=== Source data ===
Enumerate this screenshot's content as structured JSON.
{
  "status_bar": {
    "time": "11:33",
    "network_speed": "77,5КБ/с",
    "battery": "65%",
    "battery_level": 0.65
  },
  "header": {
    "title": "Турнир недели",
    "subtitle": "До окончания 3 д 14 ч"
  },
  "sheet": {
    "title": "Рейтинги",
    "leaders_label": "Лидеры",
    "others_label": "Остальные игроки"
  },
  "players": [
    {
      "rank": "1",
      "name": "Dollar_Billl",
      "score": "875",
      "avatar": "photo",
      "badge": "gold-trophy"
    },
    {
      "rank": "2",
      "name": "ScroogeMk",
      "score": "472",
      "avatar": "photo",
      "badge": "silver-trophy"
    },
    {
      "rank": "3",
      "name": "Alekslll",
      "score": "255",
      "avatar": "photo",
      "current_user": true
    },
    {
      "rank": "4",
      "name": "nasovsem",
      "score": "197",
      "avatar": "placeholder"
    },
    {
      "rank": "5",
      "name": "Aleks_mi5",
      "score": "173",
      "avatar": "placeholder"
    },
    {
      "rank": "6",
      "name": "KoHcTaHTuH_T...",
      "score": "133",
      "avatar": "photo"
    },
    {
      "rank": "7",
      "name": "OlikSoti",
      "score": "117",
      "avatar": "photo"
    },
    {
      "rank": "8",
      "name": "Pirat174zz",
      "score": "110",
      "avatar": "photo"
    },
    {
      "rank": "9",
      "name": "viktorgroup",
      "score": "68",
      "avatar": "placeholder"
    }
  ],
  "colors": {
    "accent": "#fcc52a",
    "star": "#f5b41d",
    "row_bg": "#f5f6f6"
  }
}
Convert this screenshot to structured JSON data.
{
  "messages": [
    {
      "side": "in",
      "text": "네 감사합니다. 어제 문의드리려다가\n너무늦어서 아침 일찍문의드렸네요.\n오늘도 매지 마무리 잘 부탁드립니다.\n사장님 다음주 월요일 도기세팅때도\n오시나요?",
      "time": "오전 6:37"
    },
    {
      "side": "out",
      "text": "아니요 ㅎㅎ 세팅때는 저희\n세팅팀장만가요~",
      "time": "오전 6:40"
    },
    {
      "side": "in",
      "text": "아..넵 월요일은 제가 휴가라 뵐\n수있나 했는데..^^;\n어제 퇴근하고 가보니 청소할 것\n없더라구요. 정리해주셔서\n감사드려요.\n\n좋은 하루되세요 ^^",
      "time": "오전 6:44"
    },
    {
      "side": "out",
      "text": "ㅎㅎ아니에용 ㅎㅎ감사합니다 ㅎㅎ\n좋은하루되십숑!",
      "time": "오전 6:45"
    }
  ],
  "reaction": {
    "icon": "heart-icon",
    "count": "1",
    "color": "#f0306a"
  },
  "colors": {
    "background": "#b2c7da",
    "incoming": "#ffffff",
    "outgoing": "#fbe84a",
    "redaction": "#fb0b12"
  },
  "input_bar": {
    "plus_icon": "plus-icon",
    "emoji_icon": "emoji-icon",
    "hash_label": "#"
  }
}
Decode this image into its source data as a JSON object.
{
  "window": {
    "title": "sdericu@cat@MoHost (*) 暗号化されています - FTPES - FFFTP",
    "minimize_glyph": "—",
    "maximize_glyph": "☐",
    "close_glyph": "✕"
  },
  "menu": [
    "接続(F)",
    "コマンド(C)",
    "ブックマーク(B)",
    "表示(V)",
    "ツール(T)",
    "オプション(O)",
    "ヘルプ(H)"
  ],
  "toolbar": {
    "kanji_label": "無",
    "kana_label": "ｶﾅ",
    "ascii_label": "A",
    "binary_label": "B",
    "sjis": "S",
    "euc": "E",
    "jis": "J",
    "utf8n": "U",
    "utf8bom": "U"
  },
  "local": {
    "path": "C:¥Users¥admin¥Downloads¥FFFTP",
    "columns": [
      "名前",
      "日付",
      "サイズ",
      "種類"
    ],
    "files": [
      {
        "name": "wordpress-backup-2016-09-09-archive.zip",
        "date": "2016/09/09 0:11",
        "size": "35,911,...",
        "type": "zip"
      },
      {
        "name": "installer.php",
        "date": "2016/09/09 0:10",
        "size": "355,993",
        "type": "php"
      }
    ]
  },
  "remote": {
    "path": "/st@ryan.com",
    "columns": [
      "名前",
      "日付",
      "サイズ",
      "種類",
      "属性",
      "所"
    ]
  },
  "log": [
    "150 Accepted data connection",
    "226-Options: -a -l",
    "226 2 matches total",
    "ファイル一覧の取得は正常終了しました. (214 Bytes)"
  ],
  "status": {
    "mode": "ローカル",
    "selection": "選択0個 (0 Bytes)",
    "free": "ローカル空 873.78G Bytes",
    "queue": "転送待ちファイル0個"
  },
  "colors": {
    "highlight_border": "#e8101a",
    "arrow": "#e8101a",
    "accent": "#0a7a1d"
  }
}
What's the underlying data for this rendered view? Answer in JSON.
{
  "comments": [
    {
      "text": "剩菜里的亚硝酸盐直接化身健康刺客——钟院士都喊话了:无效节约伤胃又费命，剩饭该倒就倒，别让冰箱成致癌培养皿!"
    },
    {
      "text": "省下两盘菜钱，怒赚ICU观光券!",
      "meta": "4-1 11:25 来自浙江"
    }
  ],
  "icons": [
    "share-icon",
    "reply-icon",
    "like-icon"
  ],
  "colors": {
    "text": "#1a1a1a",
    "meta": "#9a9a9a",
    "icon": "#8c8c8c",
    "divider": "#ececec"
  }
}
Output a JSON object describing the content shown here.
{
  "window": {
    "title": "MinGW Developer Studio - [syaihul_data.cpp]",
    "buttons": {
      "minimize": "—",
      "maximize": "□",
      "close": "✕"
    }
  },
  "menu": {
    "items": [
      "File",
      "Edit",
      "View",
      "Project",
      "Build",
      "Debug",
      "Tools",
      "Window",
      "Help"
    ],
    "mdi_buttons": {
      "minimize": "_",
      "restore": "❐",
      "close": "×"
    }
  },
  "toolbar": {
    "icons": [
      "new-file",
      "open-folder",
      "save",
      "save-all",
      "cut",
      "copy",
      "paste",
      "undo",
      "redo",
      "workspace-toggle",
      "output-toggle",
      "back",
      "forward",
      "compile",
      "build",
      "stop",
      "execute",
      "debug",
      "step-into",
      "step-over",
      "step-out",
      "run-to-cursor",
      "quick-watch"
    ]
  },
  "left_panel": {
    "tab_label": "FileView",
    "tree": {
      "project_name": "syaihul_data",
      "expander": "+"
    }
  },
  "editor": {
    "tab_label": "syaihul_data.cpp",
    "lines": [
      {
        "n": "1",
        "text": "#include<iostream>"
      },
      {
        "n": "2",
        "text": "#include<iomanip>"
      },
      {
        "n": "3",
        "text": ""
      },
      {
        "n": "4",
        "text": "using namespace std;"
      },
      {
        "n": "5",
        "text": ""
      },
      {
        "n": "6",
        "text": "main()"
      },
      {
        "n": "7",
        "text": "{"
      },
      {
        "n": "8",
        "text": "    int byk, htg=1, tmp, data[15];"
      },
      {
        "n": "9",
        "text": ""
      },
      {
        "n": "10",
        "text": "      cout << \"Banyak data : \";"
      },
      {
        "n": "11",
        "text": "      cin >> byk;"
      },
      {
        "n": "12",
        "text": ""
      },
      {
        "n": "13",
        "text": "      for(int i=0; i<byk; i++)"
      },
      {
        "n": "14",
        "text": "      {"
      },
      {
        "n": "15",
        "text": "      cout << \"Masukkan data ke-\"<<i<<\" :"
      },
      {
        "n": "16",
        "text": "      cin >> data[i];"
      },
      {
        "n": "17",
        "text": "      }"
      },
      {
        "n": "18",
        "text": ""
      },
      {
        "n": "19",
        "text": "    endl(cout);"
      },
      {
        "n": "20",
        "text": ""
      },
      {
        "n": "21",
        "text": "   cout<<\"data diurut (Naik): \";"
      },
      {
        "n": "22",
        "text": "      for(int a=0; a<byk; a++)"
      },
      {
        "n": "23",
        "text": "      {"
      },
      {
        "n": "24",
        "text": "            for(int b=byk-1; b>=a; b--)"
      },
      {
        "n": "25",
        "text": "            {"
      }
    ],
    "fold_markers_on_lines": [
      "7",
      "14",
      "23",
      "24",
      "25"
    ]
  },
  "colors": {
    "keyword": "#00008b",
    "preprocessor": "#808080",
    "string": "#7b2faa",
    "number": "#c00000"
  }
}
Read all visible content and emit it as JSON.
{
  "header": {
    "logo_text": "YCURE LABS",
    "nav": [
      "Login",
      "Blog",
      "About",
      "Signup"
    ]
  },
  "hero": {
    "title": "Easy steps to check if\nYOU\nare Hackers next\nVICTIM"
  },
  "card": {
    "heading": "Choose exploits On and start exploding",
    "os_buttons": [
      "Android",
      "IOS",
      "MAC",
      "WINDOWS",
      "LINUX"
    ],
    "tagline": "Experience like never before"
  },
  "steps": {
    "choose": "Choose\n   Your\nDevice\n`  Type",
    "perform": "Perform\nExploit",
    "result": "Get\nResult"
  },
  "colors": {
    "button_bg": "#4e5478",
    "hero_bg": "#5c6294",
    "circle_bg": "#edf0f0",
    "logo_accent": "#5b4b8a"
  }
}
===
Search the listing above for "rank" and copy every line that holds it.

Reply =>
      "rank": "1",
      "rank": "2",
      "rank": "3",
      "rank": "4",
      "rank": "5",
      "rank": "6",
      "rank": "7",
      "rank": "8",
      "rank": "9",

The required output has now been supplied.